Location: Eastern Idaho
Type of stream: Freestone river
Angling methods Fly and spinning
Species: Rainbow in upper reaches, browns and rainbows below Mesa Falls
Access Easy to moderate
Season: Varies by section, check current Idaho regulations. Supporting
Services: Last Chance
Short take: As easy and as tough as can be
Handicapped access: Yes, below Island Park Dam
Closest TU Chapter: Snake River Cutthroats
Inconsistent water flows have challenged Henry’s Fork over the years. However agreements brokered by the Henry’s Fork Foundation with an assist from TU’s Idaho Water Project have facilitated a cooperation among the Bureau of Reclamation, the Fremont-Madison Irrigation District, the Idaho Department of Fish and Game, and other stakeholders has resulted in more consistent flows which ensure that Henry’s Fork will remain one of Idaho’s premier trout streams
Let’s divide Henry’s Fork into four sections. Below Island Park Dam, the river cuts down between a set of low basalt bluffs for three miles in what’s known as Box Canyon. Best access is by boat, though some paths lead from the old road which swings west of US Rt. 20 between Last Chance and Island Park. Rainbows of 20 inches plus are frequently hung in these stretches on big nymphs—rubberlegs, stones, Bitch Creek are all good—and once in a while on dries.
Emerging from the Box about a mile upstream of Island Park, the gradient lessens. Here begins the 13-mile “Ranch” run of river that can be as stingy as Silver Creek or as generous as the Snake’s South Fork is wont to be. The upper and lower sections that flow through Harriman State Park resemble a spring creek, dotted here and there with islands and adjacent shoals Aquatic grasses undulate with the current.

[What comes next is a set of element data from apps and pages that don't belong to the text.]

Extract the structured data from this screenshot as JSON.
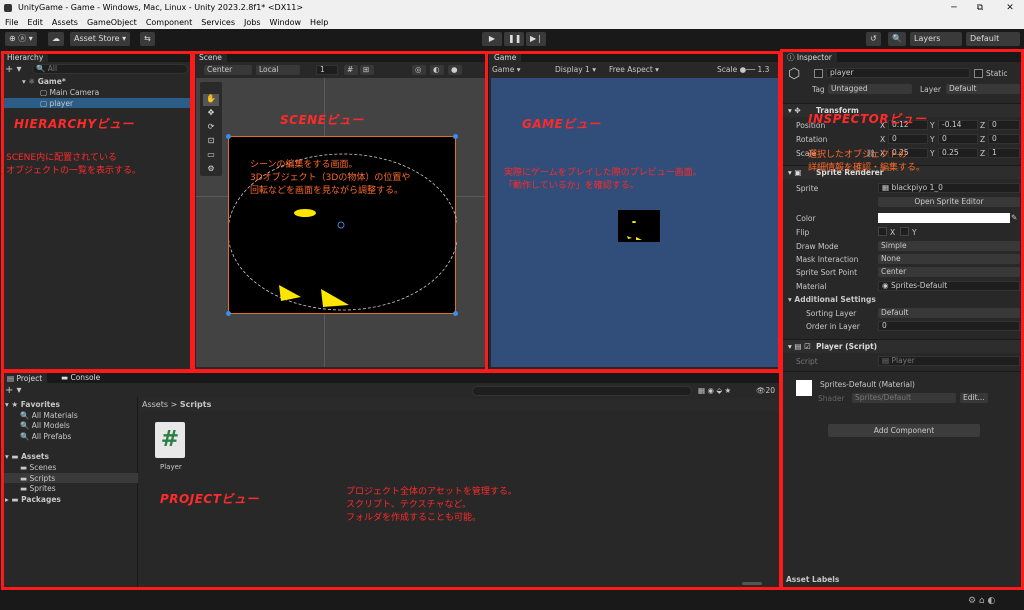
{
  "window": {
    "title": "UnityGame - Game - Windows, Mac, Linux - Unity 2023.2.8f1* <DX11>",
    "minimize": "─",
    "maximize": "⧉",
    "close": "✕"
  },
  "menu": [
    "File",
    "Edit",
    "Assets",
    "GameObject",
    "Component",
    "Services",
    "Jobs",
    "Window",
    "Help"
  ],
  "toolbar": {
    "account": "⊕ ⓐ ▾",
    "cloud": "☁",
    "asset_store": "Asset Store ▾",
    "collab": "⇆",
    "play": "▶",
    "pause": "❚❚",
    "step": "▶❘",
    "history": "↺",
    "search": "🔍",
    "layers": "Layers",
    "layout": "Default"
  },
  "hierarchy": {
    "tab": "Hierarchy",
    "add": "+ ▾",
    "search_placeholder": "All",
    "scene": "Game*",
    "items": [
      "Main Camera",
      "player"
    ]
  },
  "scene": {
    "tab": "Scene",
    "pivot": "Center",
    "space": "Local",
    "snap": "1"
  },
  "game": {
    "tab": "Game",
    "display_mode": "Game",
    "display": "Display 1",
    "aspect": "Free Aspect",
    "scale_label": "Scale",
    "scale_value": "1.3"
  },
  "inspector": {
    "tab": "Inspector",
    "object_name": "player",
    "static_label": "Static",
    "tag_label": "Tag",
    "tag_value": "Untagged",
    "layer_label": "Layer",
    "layer_value": "Default",
    "transform": {
      "title": "Transform",
      "rows": [
        {
          "label": "Position",
          "x": "0.12",
          "y": "-0.14",
          "z": "0"
        },
        {
          "label": "Rotation",
          "x": "0",
          "y": "0",
          "z": "0"
        },
        {
          "label": "Scale",
          "x": "0.25",
          "y": "0.25",
          "z": "1"
        }
      ]
    },
    "sprite_renderer": {
      "title": "Sprite Renderer",
      "sprite_label": "Sprite",
      "sprite_value": "blackpiyo 1_0",
      "open_editor": "Open Sprite Editor",
      "color_label": "Color",
      "flip_label": "Flip",
      "flip_x": "X",
      "flip_y": "Y",
      "draw_mode_label": "Draw Mode",
      "draw_mode": "Simple",
      "mask_label": "Mask Interaction",
      "mask": "None",
      "sort_point_label": "Sprite Sort Point",
      "sort_point": "Center",
      "material_label": "Material",
      "material": "Sprites-Default",
      "additional": "Additional Settings",
      "sorting_layer_label": "Sorting Layer",
      "sorting_layer": "Default",
      "order_label": "Order in Layer",
      "order": "0"
    },
    "script": {
      "title": "Player (Script)",
      "label": "Script",
      "value": "Player"
    },
    "material": {
      "name": "Sprites-Default (Material)",
      "shader_label": "Shader",
      "shader": "Sprites/Default",
      "edit": "Edit..."
    },
    "add_component": "Add Component",
    "asset_labels": "Asset Labels"
  },
  "project": {
    "tab_project": "Project",
    "tab_console": "Console",
    "add": "+ ▾",
    "count": "20",
    "favorites": "Favorites",
    "fav_items": [
      "All Materials",
      "All Models",
      "All Prefabs"
    ],
    "assets": "Assets",
    "asset_folders": [
      "Scenes",
      "Scripts",
      "Sprites"
    ],
    "packages": "Packages",
    "breadcrumb_root": "Assets",
    "breadcrumb_sep": ">",
    "breadcrumb_current": "Scripts",
    "file_name": "Player",
    "file_glyph": "#"
  },
  "annotations": {
    "hierarchy_title": "HIERARCHYビュー",
    "hierarchy_desc1": "SCENE内に配置されている",
    "hierarchy_desc2": "オブジェクトの一覧を表示する。",
    "scene_title": "SCENEビュー",
    "scene_desc1": "シーンの編集をする画面。",
    "scene_desc2": "3Dオブジェクト（3Dの物体）の位置や",
    "scene_desc3": "回転などを画面を見ながら調整する。",
    "game_title": "GAMEビュー",
    "game_desc1": "実際にゲームをプレイした際のプレビュー画面。",
    "game_desc2": "「動作しているか」を確認する。",
    "inspector_title": "INSPECTORビュー",
    "inspector_desc1": "選択したオブジェクトの",
    "inspector_desc2": "詳細情報を確認・編集する。",
    "project_title": "PROJECTビュー",
    "project_desc1": "プロジェクト全体のアセットを管理する。",
    "project_desc2": "スクリプト、テクスチャなど。",
    "project_desc3": "フォルダを作成することも可能。"
  },
  "colors": {
    "accent_red": "#ff1a1a",
    "selection": "#2c5d87",
    "game_bg": "#314d79"
  }
}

Downstream from Osborne Bridge, the river flows through broad grasslands and just above Pinehaven begins to enter a canyon. Increasingly the river bed becomes rocky. Low bluffs grow as the river flows downstream. Anglers traveling by shanks mare can enter the river from a number of spots along US 20 or on the east side of the river from forest service tracks branching from Mesa Falls Road Wood Road 16 provide walk-in access to much of the eastern side of the river. Below Mesa Falls, the river breaks free of its caldera, ambles through a pair of small impoundments, and takes on the broad riffle run character of its sibling the South Fork of the Snake which it joins downstream from Rexford.